**WHAT YOU NEED TO DO**: Lines of the material that include the string "name" should be returned.
▽
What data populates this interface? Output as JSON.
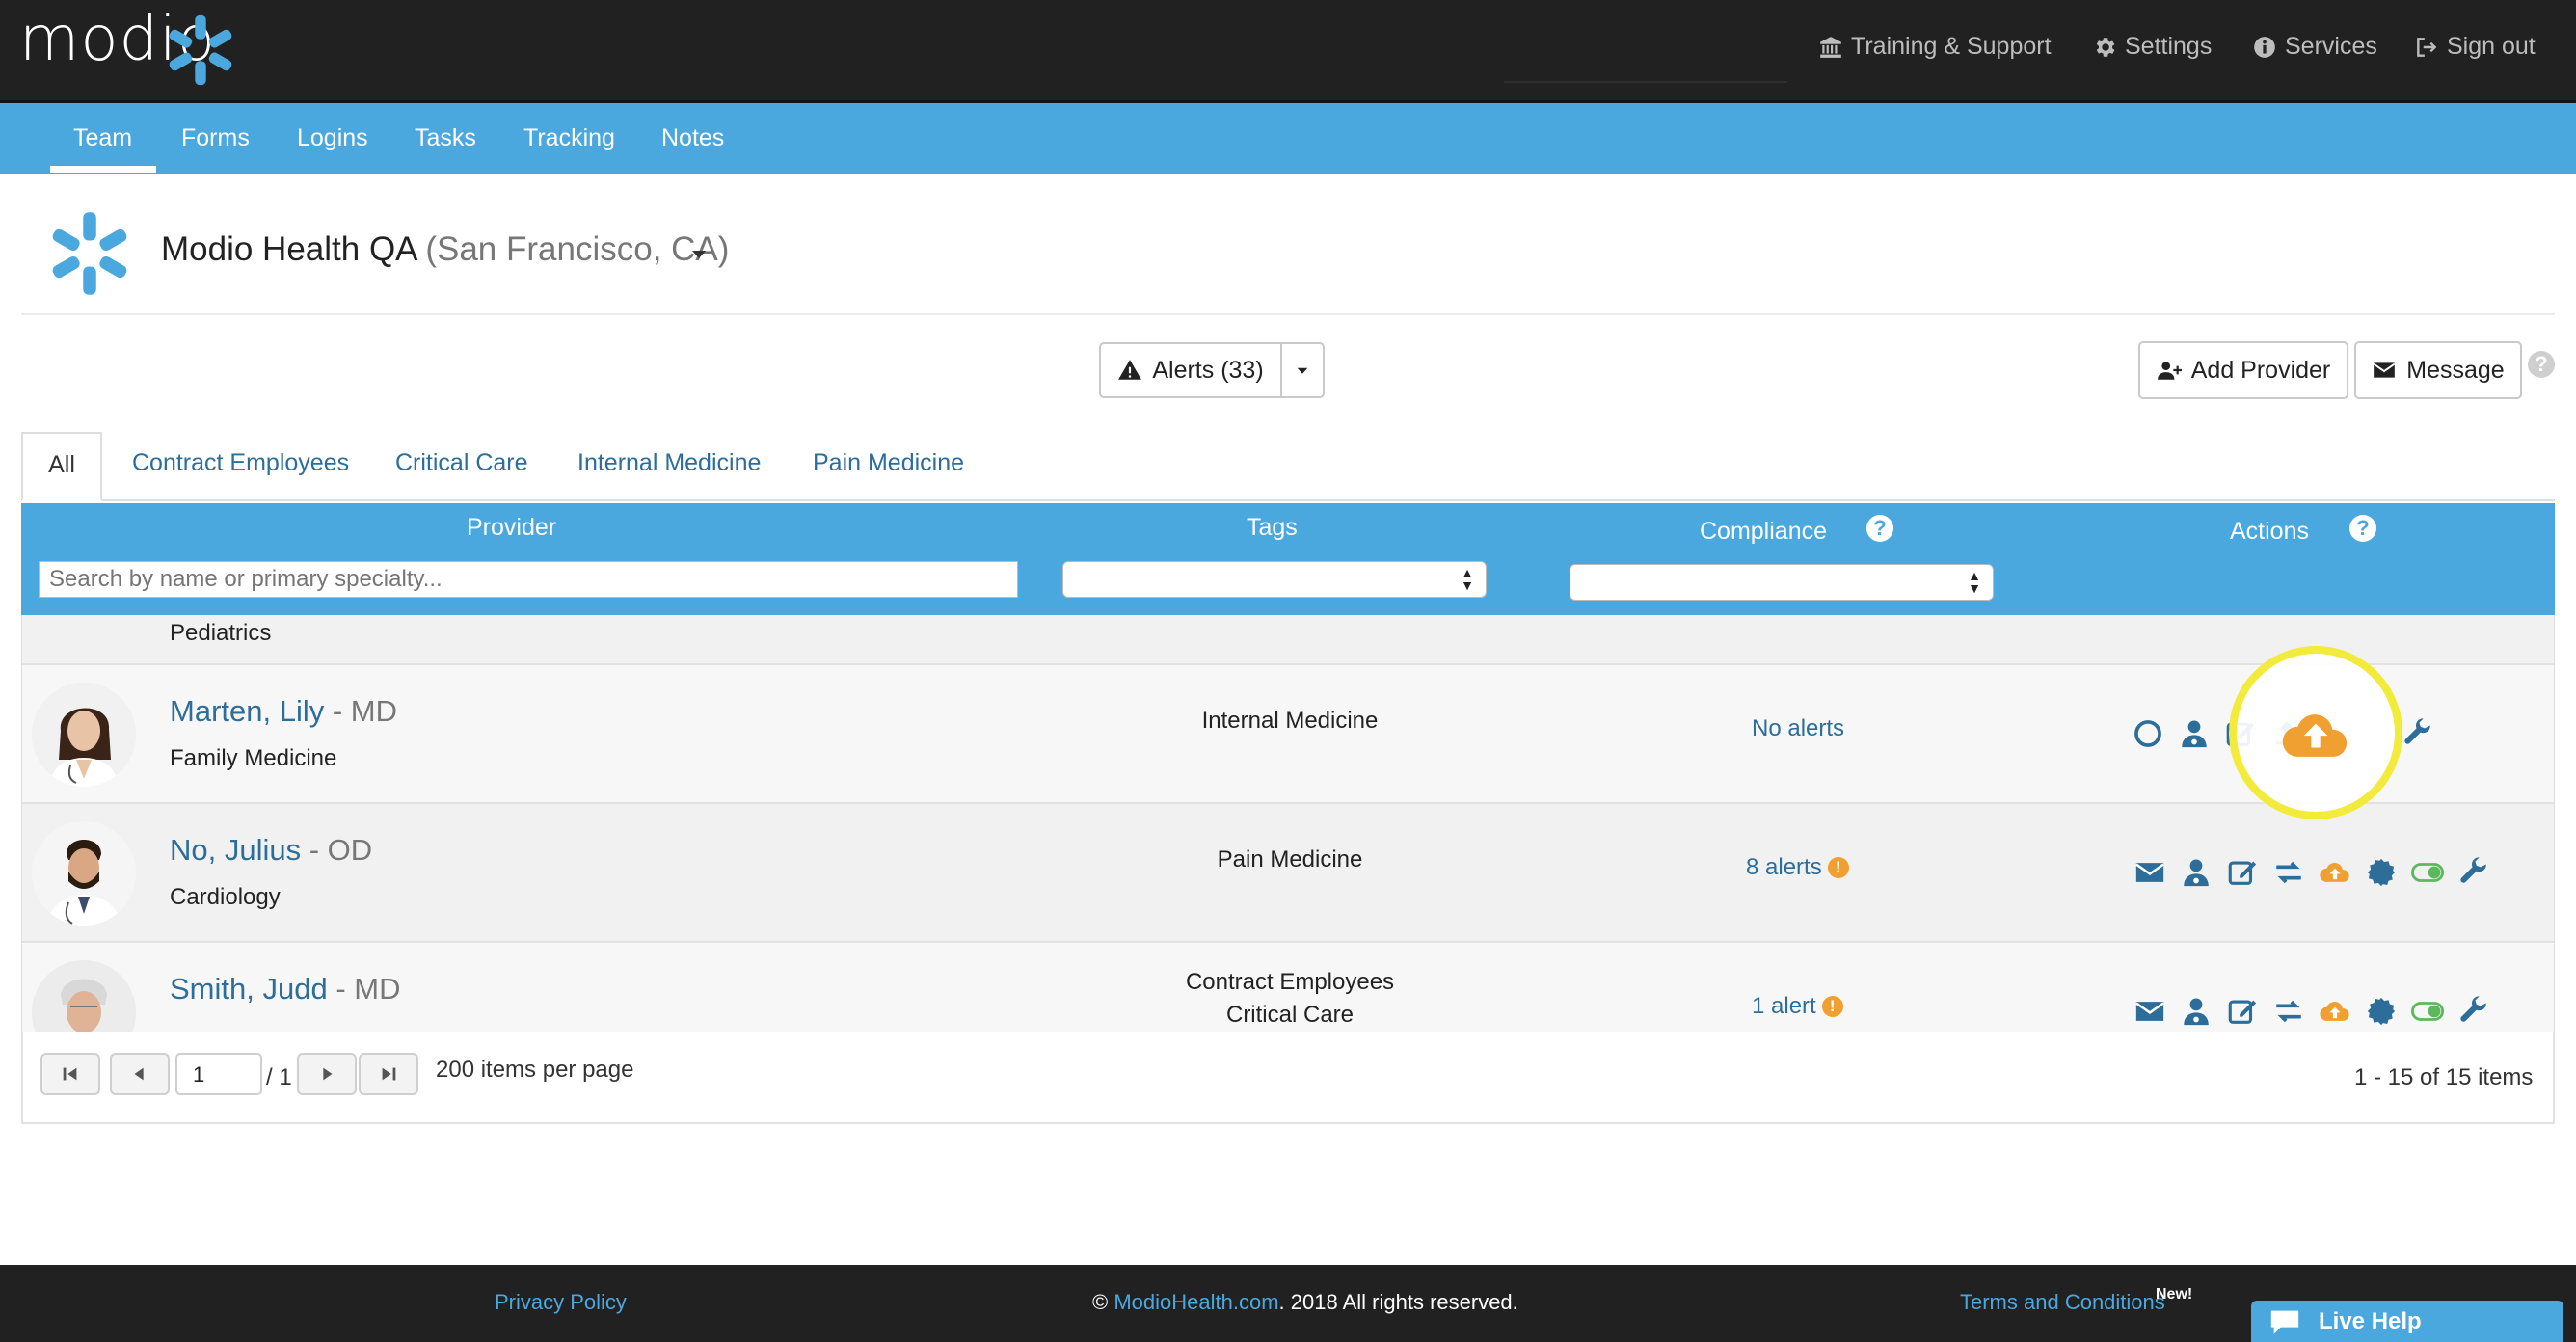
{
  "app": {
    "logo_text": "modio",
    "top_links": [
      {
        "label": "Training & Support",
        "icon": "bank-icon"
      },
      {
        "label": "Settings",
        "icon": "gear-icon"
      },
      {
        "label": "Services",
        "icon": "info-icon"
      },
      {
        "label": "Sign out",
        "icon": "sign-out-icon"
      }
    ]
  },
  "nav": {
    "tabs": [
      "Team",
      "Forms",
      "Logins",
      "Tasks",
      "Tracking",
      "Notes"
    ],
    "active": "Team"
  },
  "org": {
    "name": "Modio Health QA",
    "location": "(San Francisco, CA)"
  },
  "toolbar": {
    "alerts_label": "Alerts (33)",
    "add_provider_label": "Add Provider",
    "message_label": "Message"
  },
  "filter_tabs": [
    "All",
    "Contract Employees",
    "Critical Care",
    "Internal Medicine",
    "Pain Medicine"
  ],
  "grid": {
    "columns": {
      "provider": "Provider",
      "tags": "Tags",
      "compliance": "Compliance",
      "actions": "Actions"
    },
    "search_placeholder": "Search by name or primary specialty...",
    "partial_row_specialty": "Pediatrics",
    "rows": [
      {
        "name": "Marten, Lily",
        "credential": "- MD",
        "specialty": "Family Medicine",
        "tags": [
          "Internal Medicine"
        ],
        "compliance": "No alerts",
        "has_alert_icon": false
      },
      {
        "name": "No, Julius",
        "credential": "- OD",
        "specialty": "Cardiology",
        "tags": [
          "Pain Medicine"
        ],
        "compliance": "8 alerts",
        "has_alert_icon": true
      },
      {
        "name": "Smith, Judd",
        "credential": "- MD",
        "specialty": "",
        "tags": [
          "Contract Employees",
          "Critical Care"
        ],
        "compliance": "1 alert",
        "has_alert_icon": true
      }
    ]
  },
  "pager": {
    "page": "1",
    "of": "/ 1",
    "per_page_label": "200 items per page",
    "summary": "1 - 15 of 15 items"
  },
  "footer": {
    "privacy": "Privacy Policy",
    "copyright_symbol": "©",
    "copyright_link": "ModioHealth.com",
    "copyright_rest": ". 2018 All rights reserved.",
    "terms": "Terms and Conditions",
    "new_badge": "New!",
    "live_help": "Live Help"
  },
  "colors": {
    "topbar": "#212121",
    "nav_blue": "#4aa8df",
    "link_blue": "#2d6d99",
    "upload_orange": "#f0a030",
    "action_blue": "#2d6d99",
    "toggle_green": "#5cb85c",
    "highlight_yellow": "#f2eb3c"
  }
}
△
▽
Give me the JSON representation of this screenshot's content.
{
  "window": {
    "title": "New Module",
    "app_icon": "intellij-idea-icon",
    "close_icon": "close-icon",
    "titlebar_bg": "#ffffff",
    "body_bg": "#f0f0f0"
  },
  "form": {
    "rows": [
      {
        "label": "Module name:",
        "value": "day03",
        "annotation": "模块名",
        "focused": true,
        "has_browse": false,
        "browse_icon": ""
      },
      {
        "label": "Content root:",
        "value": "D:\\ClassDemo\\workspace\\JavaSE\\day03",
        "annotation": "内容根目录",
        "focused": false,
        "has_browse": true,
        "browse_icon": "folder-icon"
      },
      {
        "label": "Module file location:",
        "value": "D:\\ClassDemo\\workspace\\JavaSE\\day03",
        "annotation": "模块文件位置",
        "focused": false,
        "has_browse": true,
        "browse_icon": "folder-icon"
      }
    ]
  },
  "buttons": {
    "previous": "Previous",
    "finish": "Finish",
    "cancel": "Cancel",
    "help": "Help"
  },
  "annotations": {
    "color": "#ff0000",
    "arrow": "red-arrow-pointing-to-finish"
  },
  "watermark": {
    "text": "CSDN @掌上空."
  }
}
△
**RESPONSE TO THIS EXERCISE**:
    "name": "Modio Health QA",
    "search_placeholder": "Search by name or primary specialty...",
        "name": "Marten, Lily",
        "name": "No, Julius",
        "name": "Smith, Judd",
        "label": "Module name:",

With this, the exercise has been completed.